Last Wednesday evening–12.12.12–John Calvin’s cathedral in Geneva was filled with worshippers longing for fresh renewal and revival. The cathedral gathering was the culmination of five days of prayer and inspiration, including a two-day ‘school of restoration and reformation’.
Jean-Claude Chabloz, pastoral worker at the Swiss parliament, opened the evening explaining the significance of 12 December in Geneva’s history. This was the date of an annual festival celebrating the defeat of the surprise attack by troops sent by the Duke of Savoy, during the night of 11–12 December 1602.
Called L'Escalade (from escalade, the act of scaling defensive walls), the celebrations recall particularly how a mother of 14 children poured steaming hot soup from the cauldron she was cooking on the unfortunate soldiers below, who were trying to storm the city gate. The resulting screams and shouts helped rouse the Genevois who rushed to the walls to successfully defend their city.
Since 1978, a road running race through the inner city has commemorated this ‘rush to the walls’, a highlight in the city’s annual calendar. The race was held Saturday a week ago, and costumed figures paraded through the streets. Shop windows were stocked with chocolate cauldrons for sale, filled with marzipan vegetables.
Jean-Claude told of the duke’s schemes to make wealthy Geneva his capital north of the Alps and to crush Protestantism. Sixty years previously, Calvin had brought the Reformation to Geneva, and the city had become famous throughout Protestant Europe as a city of refuge, ‘the city set on a hill’, a model of a nation built on biblical principles.
All this was threatened to be destroyed. But defeat obliged the Duke of Savoy to accept a lasting peace, and Geneva continued to be a city of great influence on both sides of the Atlantic.

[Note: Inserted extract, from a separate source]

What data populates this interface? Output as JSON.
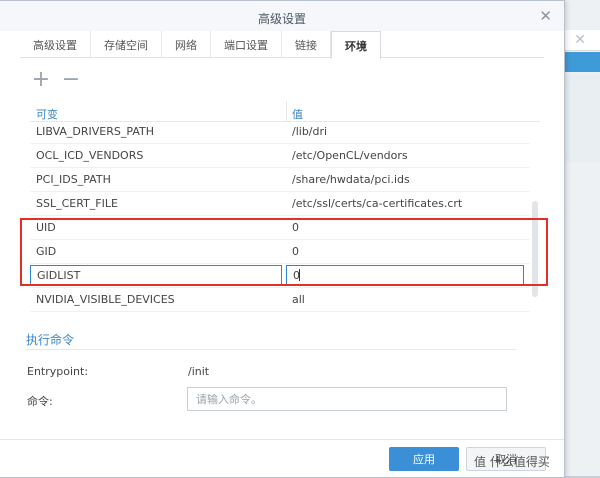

Jean-Claude said that that morning in Bern he had asked a number of parliamentarians what they understood L’Escalade to be commemorating. Some said it was about living together, others that it was just a fun festival. Another said it was definitely not about religion. Only one person understood that it was about the deliverance of the city from a hostile attack and that the celebration was a specific thanksgiving to God. A contemporary song with 68 stanzas about L'Escalade became the city anthem, Jean-Claude explained, although only four are usually sung.
This song clearly celebrated the city’s deliverance and gave thanks to God. Europe could have been quite a different place had the duke’s plans succeeded, Jean-Claude concluded.
Dr Daniel Juster, with whom I shared a platform at the two-day school, drew on his Jewish roots to explain a second layer of significance of 12 December, which happened this year to fall during Hanukkah, the Jewish Festival of Lights. This 8-day festival, Dan explained, recalled the rededication of the temple in Jerusalem after having been desecrated by Antiochus in 167BC. An altar to Zeus had been erected in the temple, circumcision had been banned and pigs had been sacrificed at the altar. This led to the successful revolt of the Maccabees in 165BC, as recorded in the apocryphal books with the same name.
To rededicate the temple, the Talmud required the menorah to burn continuously for eight nights. The story goes that there was only enough consecrated oil to burn for one day, yet it burned for eight days, when a fresh supply of oil for the menorah was ready. Hanukkah is the festival celebrating this miracle.
For many of us this story may appear to be an interesting aspect of Jewish lore with little relevance to Christians. But Dan explained that had this revolt not been successful, there may have been no Jewish kingdom for Jesus to come to, to fulfil God’s purposes. History could have been quite different.
While some see significance in a date like 12.12.12, and others await the end of the world according to the Mayan calendar on 21.12.12, we all need to be alert to the enemy’s efforts to thwart God’s purposes in our lives, our nations, our continent and our planet. There will be times when we need to ‘rush to the walls’ and times when we need miracles. John Calvin reminds us that ‘whatever resistance we see today offered by almost all the world to the progress of the truth, we must not doubt that our Lord will come at last to break through all the undertakings of men and make a passage for his Word. He will surpass our opinion and our hope.’
Till next week.
Till next week,